341 Meeting of Creditors-
Approximately a month after filing, the trustee will call a first meeting of creditors, which the debtor must attend. This proceeding is also referred to as the § 341 meeting, named after the corresponding section of the bankruptcy code. Creditors rarely attend a Chapter 7 bankruptcy meeting; one or two creditors may attend a Chapter 13 meeting, especially if there is a question as to the legitimacy of some aspect of the plan. Objections are typically resolved by negotiation between the debtor or the debtor’s counsel and the creditor. If a compromise can not be reached, a judge will intervene.
The meeting of creditors typically lasts about five minutes. You will receive notice of the location of the meeting but you may contact the court to confirm the address and time. Most Chapter 7 filings involve no non-exempt assets, however, if you filed for Chapter 7 and do have non-exempt assets, you will have to turn over non-exempt property (or its fair market value in cash) to the trustee after the meeting. The trustee will sell this property and distribute the proceeds to your creditors. If the property isn’t worth a great deal or would be hard to sell, the trustee may decide to abandon the property (and return it to you). Trustees and creditors have 60 days to challenge the debtor’s right to a discharge. If there are no challenges, you will receive a notice from the court that your dischargeable debts have been discharged within three to six months.
Chapter 13 Plan Confirmation-

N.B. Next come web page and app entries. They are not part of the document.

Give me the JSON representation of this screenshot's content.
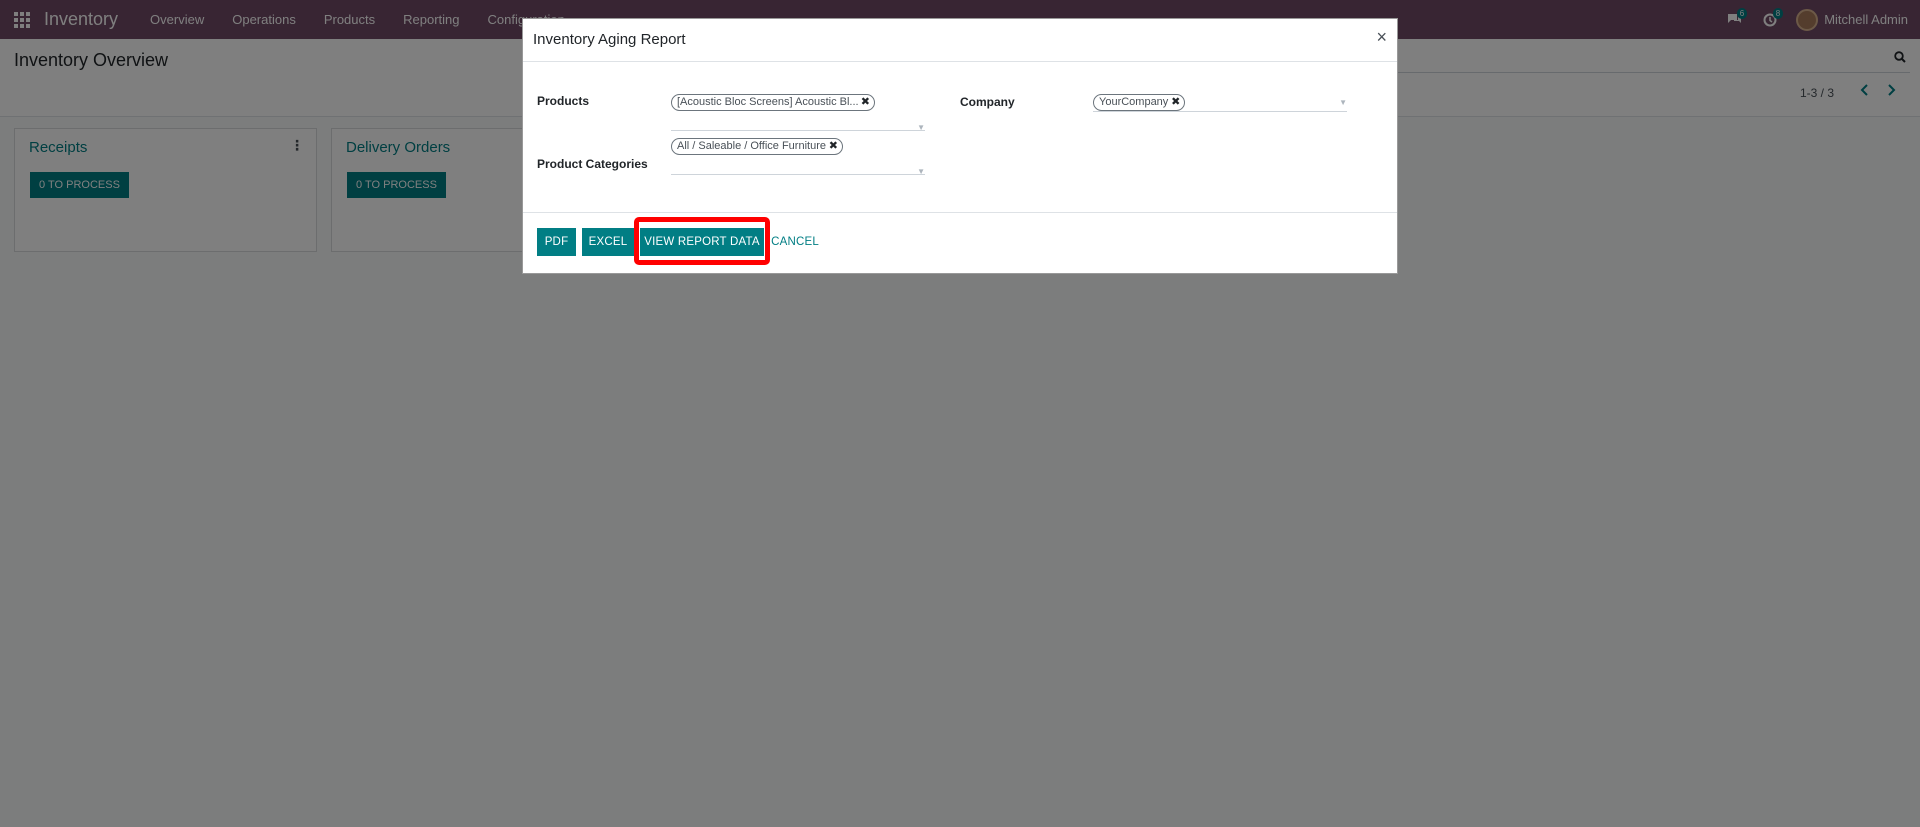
{
  "navbar": {
    "brand": "Inventory",
    "menu": [
      "Overview",
      "Operations",
      "Products",
      "Reporting",
      "Configuration"
    ],
    "messages_count": "6",
    "activities_count": "8",
    "user_name": "Mitchell Admin",
    "color": "#714B67"
  },
  "control_panel": {
    "title": "Inventory Overview",
    "pager": "1-3 / 3"
  },
  "kanban": {
    "cards": [
      {
        "title": "Receipts",
        "button": "0 TO PROCESS"
      },
      {
        "title": "Delivery Orders",
        "button": "0 TO PROCESS"
      }
    ]
  },
  "dialog": {
    "title": "Inventory Aging Report",
    "close": "×",
    "fields": {
      "products_label": "Products",
      "products_tag": "[Acoustic Bloc Screens] Acoustic Bl...",
      "categories_label": "Product Categories",
      "categories_tag": "All / Saleable / Office Furniture",
      "company_label": "Company",
      "company_tag": "YourCompany"
    },
    "buttons": {
      "pdf": "PDF",
      "excel": "EXCEL",
      "view": "VIEW REPORT DATA",
      "cancel": "CANCEL"
    },
    "accent": "#017e84",
    "highlight_color": "#ff0000"
  }
}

If you filed a Chapter 13 plan, you will need to attend a hearing before a bankruptcy judge who will either confirm or deny the repayment plan. If your plan is confirmed and you make good on it, the balance (if any) on the dischargeable debts you owe will be eliminated at the end of your term.
This is just a brief overview of information regarding filing for bankruptcy. This article is for informational purposes only. To get legal advice please consult with an attorney.
United States Bankruptcy Court - Northern District of Georgia- (External Links)